On Monday, the UK government offered some clarity, by publishing a 50-page guidance document detailing how England hopes to ease lockdown measures.
When it comes to the resumption of professional sport, the UK government document confirmed that nothing can take place, even behind closed doors, in England until June 1 at the earliest. There are still 92 games left to play in the EPL.
“The Premier League is a well-run league and of course there are big interests on the financial side, the commercial sides,” he continues. “But I’m sure they will make a wise decision if they keep on playing or if the league stops, what the results will be depending for Champions League places, relegation or awarding a title to Liverpool.
“If the league doesn’t resume, I presume everybody will be OK if Liverpool wins the title.”
Yet Neville’s opinion is possibly one shared by many football fans, rather than Van der Sar’s stance, which some might view as unlikely as looking out of the window and seeing cats chasing dogs down the street.
United in his belief
Van der Sar represented United with distinction from 2005 to 2011, winning four Premier League titles and the Champions League, and cannot help but observe the recent progress the Red Devils had been making under another former United star before football came to a sudden halt in March.
Current United boss Ole Gunnar Solskjær made management look ridiculously easy when he succeeded Jose Mourinho in the Old Trafford dugout at the end of 2018.
The Norwegian won 10 of his first 11 matches as caretaker manager and went on to win 14 out of 19 games — including a memorable Champions League victory against Paris Saint-Germain — before being appointed permanently in March 2019.
For the remainder of the year, league victories were harder to come by but in 2020 there was an uptick in form, with United moving to fifth in the league thanks to four league wins in five matches which came as part of an 11-match unbeaten run.
“The honeymoon period was great,” Van der Sar recalls of Solskjær’s time in charge.
“Then they hit a rocky patch and I think the last seven, eight, nine weeks, they’ve been playing better football. The points were coming in. They had some good results against good teams also.
“Of course, for them, I hope that the league is going to resume because they probably will need those Champions League places. I think the main thing for them is to focus on the next season and hopefully with two or three additions, they’ll be competitive again to Liverpool and Manchester City.”
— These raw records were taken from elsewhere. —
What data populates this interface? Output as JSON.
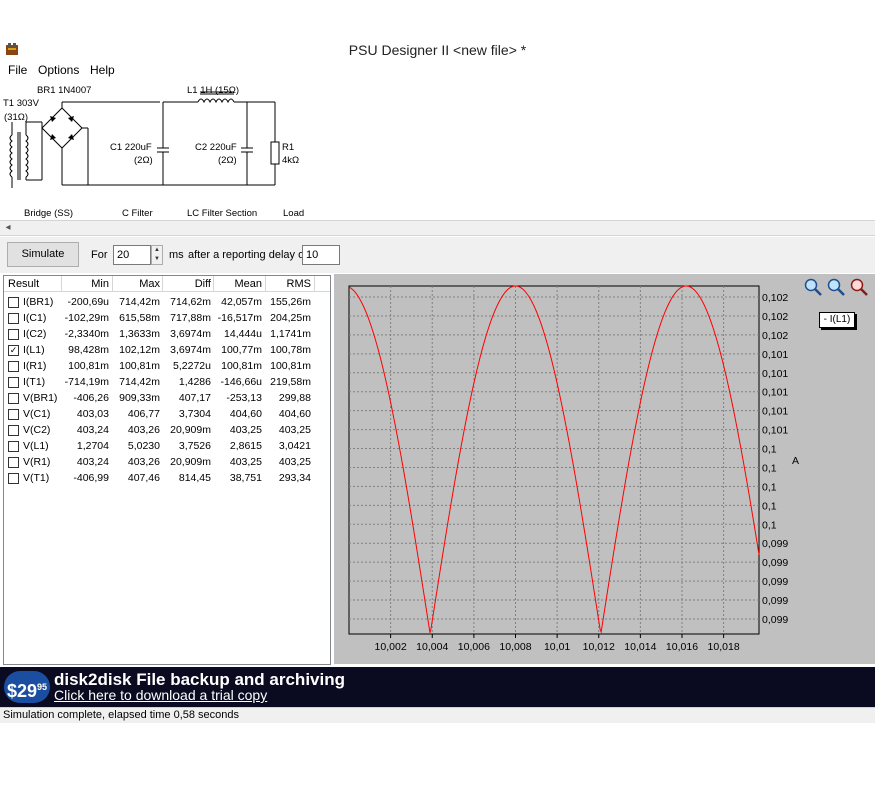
{
  "window": {
    "title": "PSU Designer II  <new file> *"
  },
  "menu": [
    "File",
    "Options",
    "Help"
  ],
  "schematic": {
    "bridge_part": "BR1 1N4007",
    "transformer": "T1 303V",
    "transformer_res": "(31Ω)",
    "inductor": "L1 1H (15Ω)",
    "c1": "C1 220uF",
    "c1_res": "(2Ω)",
    "c2": "C2 220uF",
    "c2_res": "(2Ω)",
    "r1": "R1",
    "r1_val": "4kΩ",
    "sections": [
      "Bridge (SS)",
      "C Filter",
      "LC Filter Section",
      "Load"
    ]
  },
  "controls": {
    "simulate": "Simulate",
    "for_label": "For",
    "duration": "20",
    "ms_label": "ms",
    "delay_label": "after a reporting delay of",
    "delay": "10"
  },
  "results": {
    "columns": [
      "Result",
      "Min",
      "Max",
      "Diff",
      "Mean",
      "RMS"
    ],
    "rows": [
      {
        "name": "I(BR1)",
        "checked": false,
        "min": "-200,69u",
        "max": "714,42m",
        "diff": "714,62m",
        "mean": "42,057m",
        "rms": "155,26m"
      },
      {
        "name": "I(C1)",
        "checked": false,
        "min": "-102,29m",
        "max": "615,58m",
        "diff": "717,88m",
        "mean": "-16,517m",
        "rms": "204,25m"
      },
      {
        "name": "I(C2)",
        "checked": false,
        "min": "-2,3340m",
        "max": "1,3633m",
        "diff": "3,6974m",
        "mean": "14,444u",
        "rms": "1,1741m"
      },
      {
        "name": "I(L1)",
        "checked": true,
        "min": "98,428m",
        "max": "102,12m",
        "diff": "3,6974m",
        "mean": "100,77m",
        "rms": "100,78m"
      },
      {
        "name": "I(R1)",
        "checked": false,
        "min": "100,81m",
        "max": "100,81m",
        "diff": "5,2272u",
        "mean": "100,81m",
        "rms": "100,81m"
      },
      {
        "name": "I(T1)",
        "checked": false,
        "min": "-714,19m",
        "max": "714,42m",
        "diff": "1,4286",
        "mean": "-146,66u",
        "rms": "219,58m"
      },
      {
        "name": "V(BR1)",
        "checked": false,
        "min": "-406,26",
        "max": "909,33m",
        "diff": "407,17",
        "mean": "-253,13",
        "rms": "299,88"
      },
      {
        "name": "V(C1)",
        "checked": false,
        "min": "403,03",
        "max": "406,77",
        "diff": "3,7304",
        "mean": "404,60",
        "rms": "404,60"
      },
      {
        "name": "V(C2)",
        "checked": false,
        "min": "403,24",
        "max": "403,26",
        "diff": "20,909m",
        "mean": "403,25",
        "rms": "403,25"
      },
      {
        "name": "V(L1)",
        "checked": false,
        "min": "1,2704",
        "max": "5,0230",
        "diff": "3,7526",
        "mean": "2,8615",
        "rms": "3,0421"
      },
      {
        "name": "V(R1)",
        "checked": false,
        "min": "403,24",
        "max": "403,26",
        "diff": "20,909m",
        "mean": "403,25",
        "rms": "403,25"
      },
      {
        "name": "V(T1)",
        "checked": false,
        "min": "-406,99",
        "max": "407,46",
        "diff": "814,45",
        "mean": "38,751",
        "rms": "293,34"
      }
    ]
  },
  "plot": {
    "legend": "- I(L1)",
    "y_axis_symbol": "A",
    "zoom_icons": [
      "zoom-in-icon",
      "zoom-fit-icon",
      "zoom-out-icon"
    ]
  },
  "chart_data": {
    "type": "line",
    "series": [
      {
        "name": "I(L1)",
        "color": "#ff0000"
      }
    ],
    "x_ticks": [
      "10,002",
      "10,004",
      "10,006",
      "10,008",
      "10,01",
      "10,012",
      "10,014",
      "10,016",
      "10,018"
    ],
    "y_ticks": [
      "0,102",
      "0,102",
      "0,102",
      "0,101",
      "0,101",
      "0,101",
      "0,101",
      "0,101",
      "0,1",
      "0,1",
      "0,1",
      "0,1",
      "0,1",
      "0,099",
      "0,099",
      "0,099",
      "0,099",
      "0,099"
    ],
    "x_range": [
      10.0,
      10.0197
    ],
    "y_range": [
      0.09842,
      0.10212
    ],
    "waveform": {
      "peaks_x": [
        10.008,
        10.0161
      ],
      "troughs_x": [
        10.0039,
        10.0121
      ],
      "start_x": 10.0,
      "end_x": 10.0197
    },
    "grid": true
  },
  "banner": {
    "price": "$29",
    "price_cents": "95",
    "title": "disk2disk File backup and archiving",
    "link": "Click here to download a trial copy"
  },
  "status": "Simulation complete, elapsed time 0,58 seconds"
}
But just what will it take for the club — which lifted 13 Premier League titles, before being starved of success following Sir Alex Ferguson’s retirement in 2013 — to start wining again?
“Consistency, a winning mentality,” believes Van der Sar, who hopes that “maybe they can solve what’s going to happen with Paul [Pogba], is he going to stay?
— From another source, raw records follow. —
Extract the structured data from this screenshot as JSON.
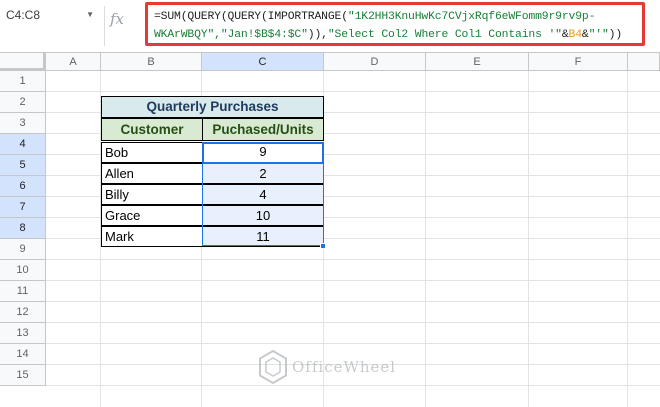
{
  "formula_bar": {
    "name_box": "C4:C8",
    "fx_label": "fx",
    "formula_parts": [
      {
        "t": "=SUM(QUERY(QUERY(IMPORTRANGE(",
        "c": "n"
      },
      {
        "t": "\"1K2HH3KnuHwKc7CVjxRqf6eWFomm9r9rv9p-",
        "c": "s"
      },
      {
        "t": "\n",
        "c": "n"
      },
      {
        "t": "WKArWBQY\",\"Jan!$B$4:$C\"",
        "c": "s"
      },
      {
        "t": ")),",
        "c": "n"
      },
      {
        "t": "\"Select Col2 Where Col1 Contains '\"",
        "c": "s"
      },
      {
        "t": "&",
        "c": "n"
      },
      {
        "t": "B4",
        "c": "r"
      },
      {
        "t": "&",
        "c": "n"
      },
      {
        "t": "\"'\"",
        "c": "s"
      },
      {
        "t": "))",
        "c": "n"
      }
    ]
  },
  "columns": [
    "A",
    "B",
    "C",
    "D",
    "E",
    "F"
  ],
  "rows": [
    "1",
    "2",
    "3",
    "4",
    "5",
    "6",
    "7",
    "8",
    "9",
    "10",
    "11",
    "12",
    "13",
    "14",
    "15"
  ],
  "table": {
    "title": "Quarterly Purchases",
    "headers": [
      "Customer",
      "Puchased/Units"
    ],
    "rows": [
      {
        "customer": "Bob",
        "units": "9"
      },
      {
        "customer": "Allen",
        "units": "2"
      },
      {
        "customer": "Billy",
        "units": "4"
      },
      {
        "customer": "Grace",
        "units": "10"
      },
      {
        "customer": "Mark",
        "units": "11"
      }
    ]
  },
  "watermark": {
    "text": "OfficeWheel"
  }
}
“I’m sure that with De Gea, with Maguire, with Fernandes, with Rashford, with Martial, they have a good line, I think, in the middle. And besides that, they’ve also a lot of young players developing as always at United, so in that way I’m positive for next season for them.”
While that sounds more in keeping with the role required to run the Old Trafford club from the boardroom — a position the Dutch great has previously ruled himself out of — Van der Sar is more focused on his current day job at Ajax, the club he returned to as CEO in 2016.
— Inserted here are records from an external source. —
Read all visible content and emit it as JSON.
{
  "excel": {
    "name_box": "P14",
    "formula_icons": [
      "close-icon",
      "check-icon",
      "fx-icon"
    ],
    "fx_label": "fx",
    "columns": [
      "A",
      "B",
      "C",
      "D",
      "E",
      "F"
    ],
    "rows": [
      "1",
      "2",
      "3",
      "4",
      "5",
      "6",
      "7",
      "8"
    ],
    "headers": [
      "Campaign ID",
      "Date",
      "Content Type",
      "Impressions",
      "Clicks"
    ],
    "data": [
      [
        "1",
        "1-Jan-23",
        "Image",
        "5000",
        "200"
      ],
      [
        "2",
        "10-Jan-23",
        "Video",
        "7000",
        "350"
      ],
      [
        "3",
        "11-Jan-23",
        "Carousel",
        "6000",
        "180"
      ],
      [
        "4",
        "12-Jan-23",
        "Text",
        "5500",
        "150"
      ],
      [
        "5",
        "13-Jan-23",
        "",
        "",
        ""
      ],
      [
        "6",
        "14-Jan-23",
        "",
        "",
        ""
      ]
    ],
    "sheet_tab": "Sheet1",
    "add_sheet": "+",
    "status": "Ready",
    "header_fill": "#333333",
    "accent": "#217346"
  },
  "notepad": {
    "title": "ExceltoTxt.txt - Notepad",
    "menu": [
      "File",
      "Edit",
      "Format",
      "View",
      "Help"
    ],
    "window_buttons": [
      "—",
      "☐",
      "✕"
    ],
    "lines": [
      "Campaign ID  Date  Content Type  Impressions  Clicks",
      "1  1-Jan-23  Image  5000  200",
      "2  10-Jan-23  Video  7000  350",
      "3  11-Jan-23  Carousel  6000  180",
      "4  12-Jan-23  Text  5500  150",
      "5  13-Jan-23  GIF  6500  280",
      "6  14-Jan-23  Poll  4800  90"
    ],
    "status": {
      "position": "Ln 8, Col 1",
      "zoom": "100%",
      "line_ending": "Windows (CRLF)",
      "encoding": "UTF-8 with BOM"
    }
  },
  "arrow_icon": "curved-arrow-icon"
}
The Dutch Eredivisie recently decided to end the season without crowning a champion for the first time in the league’s 64-year history. With nine matches left to play, Ajax was top of the table, albeit on goal difference from AZ Alkmaar, but would have been considered favorite to win a staggering 35th league title and sixth in the past 10 years.
Van der Sar notes the players and supporters are “disappointed,” but “we know health is important and there’s no way to finish the league.”
Ever the realist, Van der Sar realizes that even with the Bundesliga in Germany returning on May 16 — a scenario the Premier League would reportedly like to replicate — it pales in significance compared to a country’s priorities.
“How do you test players if staff from hospitals or bus drivers or teachers are lacking those tests?” he wonders.
“So that will be more like an ethical question.”
“Five seconds too long”
Van der Sar, 49, exudes the same no-nonsense approach as he did when organizing his defenders.
Weighing in on the impending transfer window he says “it will be difficult for the first club who was going to sign a player for a substantial amount of money” and admits Ajax cannot rely solely on TV revenue, adding “at most our income is from supporters, from business, from corporate boxes … so we rely immensely on filling a stadium.”
But the knocking out of European giants Real Madrid and former club Juventus, featuring a certain Cristiano Ronaldo, showed the world that Ajax were indeed capable of kicking on in their efforts to sit at the top table of European football.
Rather poignantly, the break from modern day football has afforded the legendary goalkeeper the opportunity to watch back, for the first time, the historic 1995 Champions League triumph Ajax enjoyed, defeating AC Milan 1-0.
That team was stacked with wonderful Dutch masters such as Frank Rijkaard and Frank de Boer, midfielders Edgar Davids and Clarence Seedorf, to say nothing of the striker who came off the bench to score the winning goal, Patrick Kluivert.
“As a young guy, you want to play football, you want to become a professional, then you want to come to the national team,” Van der Sar reflects. “And of course, winning a Champions League or a World Cup, a European Championship, those are the highest you can go. And that way, it’s been amazing.”
An eventual return to the pitch for Ajax, and the rest of the world’s sides, will surely feel just as amazing in its own special way.